“I think diversity is incredibly important and inclusion is important, but I also think what you want [at a university] are committed faculty,” said Rankine.

Rankine reflected on her experience as an undergraduate at Williams College. “I did not have a widely diverse faculty, but I did have a wildly committed faculty, ” she said.

Nevertheless, Rankine continued, “I think a more diverse faculty might have spoken to a more well rounded investigation of my interests and that’s why diversity in faculty is incredibly important.”

At Yale, where many students are trying to find what it is that they are interested in, visibility can play into this process of self-discovery. Davis-Marks explained that particularly for students of color, “seeing people who look like them in positions of power can often be inspiring, helping them to further their academic careers.”

“[Faculty diversity] enables a scholarly community to pursue intellectual exploration, which has the potential to enhance social and economic development in the United States and throughout the world,” confirmed Lamont A. Flowers, who serves as Executive Director of the Charles H. Houston Center for the Study of Black Experience in Education.

The lack of faculty diversity on college campuses persists as a nationwide problem, even though several reports and studies have been conducted in order to address the issue. According to a report published by the American Association of University Professors titled “Does Diversity Make a Difference?”, the diversification of faculty on college campuses has no negative effect on the quality of academics or campus life. This fact seems obvious, yet still, only 12 percent of college professors in America are people of color.

A 2013 Stanford report on underrepresented minority faculty stated that, “If an institution is doing an evaluation of its diversity efforts…campus climate has a lot to do as to whether people stick around.”

Does Yale’s campus climate make faculty of color want to stick around? This is where the story starts to unravel. While many professors have left, some like Claudia Rankine still find ways to feel energized by the students here.

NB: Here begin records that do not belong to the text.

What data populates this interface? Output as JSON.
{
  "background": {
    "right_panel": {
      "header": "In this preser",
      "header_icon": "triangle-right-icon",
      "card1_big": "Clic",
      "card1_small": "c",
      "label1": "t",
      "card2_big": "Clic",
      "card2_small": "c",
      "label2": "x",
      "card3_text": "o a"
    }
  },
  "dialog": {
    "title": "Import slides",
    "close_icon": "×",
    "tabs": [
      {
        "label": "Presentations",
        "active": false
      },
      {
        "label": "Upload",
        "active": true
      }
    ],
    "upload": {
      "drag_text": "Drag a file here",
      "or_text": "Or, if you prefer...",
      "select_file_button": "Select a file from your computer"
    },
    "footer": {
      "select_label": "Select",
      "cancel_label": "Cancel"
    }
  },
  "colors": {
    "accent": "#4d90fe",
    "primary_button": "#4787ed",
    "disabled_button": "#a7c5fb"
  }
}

I think that I probably wanted to come to Yale for the same reason that you wanted to come to Yale,” Rankine said. “Because it is a thriving environment of intellectual thought.”

Yale, if it really is an environment of intellectual thought, should demonstrate its informedness. It should use its reputation to reflect better recognition for students and faculty of color.

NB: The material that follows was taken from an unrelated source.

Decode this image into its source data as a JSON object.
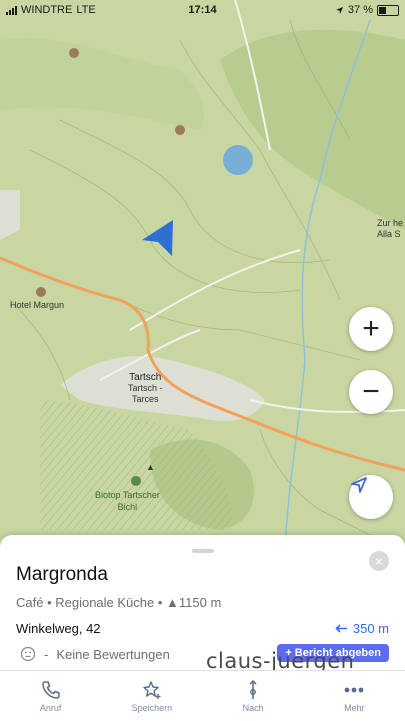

“Given Yale’s position of prominence in the world and in academic spaces, it has the capacity in order to say that they are going to take a strong stance on these issues,” said Davis-Marks.

Rankine’s poetry seems to echo the students’ wishes. They hope that this initiative is not just smoke and mirrors. They hope that Yale doesn’t feel compelled to hire people of color “when there are so many great writers out there.” They hope that Yale, the “historically white space” that it is, lets its faculty of color thrive, compelling them to stay here well into the future. They hope that Yale takes note of the “the tensions, the recognitions, the disappointments, and the failures” of the past, and addresses them in constructive ways. As The Provost’s Faculty Development Fund and Rankine’s course on Constructions of Whiteness play into the story of race on our campus, they also play into the democratization of Yale and the world beyond it. In effect, they contribute to the greater American lyric.